**Data records for software interfaces:**
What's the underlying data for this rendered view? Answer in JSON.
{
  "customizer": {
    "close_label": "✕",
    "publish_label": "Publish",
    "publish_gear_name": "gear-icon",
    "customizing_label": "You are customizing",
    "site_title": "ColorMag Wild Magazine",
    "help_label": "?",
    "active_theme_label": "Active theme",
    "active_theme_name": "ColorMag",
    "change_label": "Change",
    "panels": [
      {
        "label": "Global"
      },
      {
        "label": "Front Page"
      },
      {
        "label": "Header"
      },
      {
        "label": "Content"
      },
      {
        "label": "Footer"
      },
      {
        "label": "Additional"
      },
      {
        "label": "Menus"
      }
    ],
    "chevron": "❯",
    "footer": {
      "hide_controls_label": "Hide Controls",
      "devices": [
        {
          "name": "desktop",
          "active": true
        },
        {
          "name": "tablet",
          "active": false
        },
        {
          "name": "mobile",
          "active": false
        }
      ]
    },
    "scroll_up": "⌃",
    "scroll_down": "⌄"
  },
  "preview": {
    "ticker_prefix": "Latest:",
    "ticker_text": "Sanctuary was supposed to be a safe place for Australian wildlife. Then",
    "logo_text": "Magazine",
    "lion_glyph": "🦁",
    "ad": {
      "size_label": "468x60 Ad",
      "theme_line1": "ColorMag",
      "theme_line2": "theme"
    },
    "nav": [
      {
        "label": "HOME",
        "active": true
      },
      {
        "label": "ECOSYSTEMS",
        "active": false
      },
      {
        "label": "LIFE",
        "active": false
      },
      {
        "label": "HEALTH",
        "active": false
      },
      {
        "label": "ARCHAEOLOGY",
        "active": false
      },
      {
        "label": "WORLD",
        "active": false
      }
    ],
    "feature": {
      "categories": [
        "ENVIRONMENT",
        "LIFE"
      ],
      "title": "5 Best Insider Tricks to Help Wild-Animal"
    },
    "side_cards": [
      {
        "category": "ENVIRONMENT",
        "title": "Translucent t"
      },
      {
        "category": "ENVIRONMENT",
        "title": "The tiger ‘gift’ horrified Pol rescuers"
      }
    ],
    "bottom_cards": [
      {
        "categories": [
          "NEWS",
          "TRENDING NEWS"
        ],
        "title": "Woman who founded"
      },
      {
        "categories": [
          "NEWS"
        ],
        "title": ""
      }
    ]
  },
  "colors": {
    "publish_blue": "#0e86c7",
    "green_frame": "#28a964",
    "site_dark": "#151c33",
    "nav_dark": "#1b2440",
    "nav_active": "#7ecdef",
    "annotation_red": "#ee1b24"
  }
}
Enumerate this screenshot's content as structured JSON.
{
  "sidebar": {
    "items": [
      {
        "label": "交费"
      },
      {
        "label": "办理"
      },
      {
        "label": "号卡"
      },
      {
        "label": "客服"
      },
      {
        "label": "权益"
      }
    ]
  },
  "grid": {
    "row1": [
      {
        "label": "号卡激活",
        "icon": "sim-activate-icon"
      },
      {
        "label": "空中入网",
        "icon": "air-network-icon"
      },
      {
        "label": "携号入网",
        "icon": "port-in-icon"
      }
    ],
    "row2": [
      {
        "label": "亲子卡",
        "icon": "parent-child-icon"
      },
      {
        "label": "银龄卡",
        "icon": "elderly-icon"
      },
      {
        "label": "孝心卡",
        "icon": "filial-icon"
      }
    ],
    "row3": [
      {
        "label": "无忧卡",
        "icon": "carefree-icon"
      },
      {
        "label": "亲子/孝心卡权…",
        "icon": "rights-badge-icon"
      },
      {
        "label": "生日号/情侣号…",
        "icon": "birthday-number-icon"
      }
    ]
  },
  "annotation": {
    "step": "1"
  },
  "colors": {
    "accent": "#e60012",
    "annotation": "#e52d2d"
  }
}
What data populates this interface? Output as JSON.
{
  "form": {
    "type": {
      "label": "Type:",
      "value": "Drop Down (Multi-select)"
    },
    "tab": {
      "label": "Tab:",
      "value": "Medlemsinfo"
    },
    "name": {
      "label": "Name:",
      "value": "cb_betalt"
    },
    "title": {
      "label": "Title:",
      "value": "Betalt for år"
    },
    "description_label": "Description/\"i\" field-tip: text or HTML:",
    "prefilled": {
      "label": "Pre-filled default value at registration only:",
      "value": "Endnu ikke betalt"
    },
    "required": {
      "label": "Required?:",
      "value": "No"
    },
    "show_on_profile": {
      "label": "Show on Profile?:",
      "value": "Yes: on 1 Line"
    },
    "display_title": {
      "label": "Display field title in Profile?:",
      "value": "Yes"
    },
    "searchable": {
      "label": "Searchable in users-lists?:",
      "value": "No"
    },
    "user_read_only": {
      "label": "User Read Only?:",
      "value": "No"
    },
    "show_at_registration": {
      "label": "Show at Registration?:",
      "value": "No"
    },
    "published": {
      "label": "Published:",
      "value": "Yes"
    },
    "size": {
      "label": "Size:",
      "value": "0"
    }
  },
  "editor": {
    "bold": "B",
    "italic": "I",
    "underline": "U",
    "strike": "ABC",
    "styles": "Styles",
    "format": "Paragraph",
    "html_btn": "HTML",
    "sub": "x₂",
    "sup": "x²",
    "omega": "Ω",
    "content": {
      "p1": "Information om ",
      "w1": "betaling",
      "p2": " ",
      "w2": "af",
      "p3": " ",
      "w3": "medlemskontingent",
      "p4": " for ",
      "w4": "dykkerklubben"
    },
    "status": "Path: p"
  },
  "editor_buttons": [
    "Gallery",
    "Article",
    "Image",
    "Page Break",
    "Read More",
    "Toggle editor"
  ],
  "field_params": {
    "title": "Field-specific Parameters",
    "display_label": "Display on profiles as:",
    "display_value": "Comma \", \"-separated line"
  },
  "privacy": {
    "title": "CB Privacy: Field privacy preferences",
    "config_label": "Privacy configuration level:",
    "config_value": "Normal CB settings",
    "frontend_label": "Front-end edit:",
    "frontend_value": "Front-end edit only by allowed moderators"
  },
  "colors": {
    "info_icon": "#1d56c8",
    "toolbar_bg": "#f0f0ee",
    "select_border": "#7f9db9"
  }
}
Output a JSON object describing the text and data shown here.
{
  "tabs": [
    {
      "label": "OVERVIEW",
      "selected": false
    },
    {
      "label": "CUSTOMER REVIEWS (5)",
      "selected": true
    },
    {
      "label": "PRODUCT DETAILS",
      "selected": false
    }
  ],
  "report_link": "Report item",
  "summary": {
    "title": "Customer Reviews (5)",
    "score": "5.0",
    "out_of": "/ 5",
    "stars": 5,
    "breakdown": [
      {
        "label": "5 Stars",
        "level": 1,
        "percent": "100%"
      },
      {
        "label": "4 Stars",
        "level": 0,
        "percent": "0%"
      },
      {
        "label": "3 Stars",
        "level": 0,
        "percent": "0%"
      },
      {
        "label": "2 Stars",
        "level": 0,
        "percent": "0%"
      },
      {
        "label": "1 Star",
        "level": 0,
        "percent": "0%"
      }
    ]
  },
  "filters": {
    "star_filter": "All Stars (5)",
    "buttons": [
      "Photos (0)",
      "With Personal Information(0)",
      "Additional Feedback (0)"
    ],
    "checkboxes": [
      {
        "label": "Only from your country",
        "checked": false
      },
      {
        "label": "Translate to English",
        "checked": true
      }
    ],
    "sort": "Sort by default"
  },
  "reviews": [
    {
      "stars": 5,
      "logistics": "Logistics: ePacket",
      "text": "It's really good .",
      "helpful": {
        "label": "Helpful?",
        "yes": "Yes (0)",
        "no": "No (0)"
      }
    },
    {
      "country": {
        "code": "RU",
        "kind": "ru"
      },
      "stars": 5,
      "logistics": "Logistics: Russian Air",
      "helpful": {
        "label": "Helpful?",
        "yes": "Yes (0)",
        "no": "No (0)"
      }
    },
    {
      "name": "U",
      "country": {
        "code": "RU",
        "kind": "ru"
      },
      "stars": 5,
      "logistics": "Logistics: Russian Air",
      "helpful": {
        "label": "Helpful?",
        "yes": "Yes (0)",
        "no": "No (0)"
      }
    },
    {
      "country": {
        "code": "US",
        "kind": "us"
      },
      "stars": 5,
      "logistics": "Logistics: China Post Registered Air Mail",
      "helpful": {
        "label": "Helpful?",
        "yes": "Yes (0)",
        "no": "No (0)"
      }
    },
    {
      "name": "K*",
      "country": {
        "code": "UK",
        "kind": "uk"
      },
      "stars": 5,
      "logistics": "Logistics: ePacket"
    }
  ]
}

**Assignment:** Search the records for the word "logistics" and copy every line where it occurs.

**Your solution:**
      "logistics": "Logistics: ePacket",
      "logistics": "Logistics: Russian Air",
      "logistics": "Logistics: Russian Air",
      "logistics": "Logistics: China Post Registered Air Mail",
      "logistics": "Logistics: ePacket"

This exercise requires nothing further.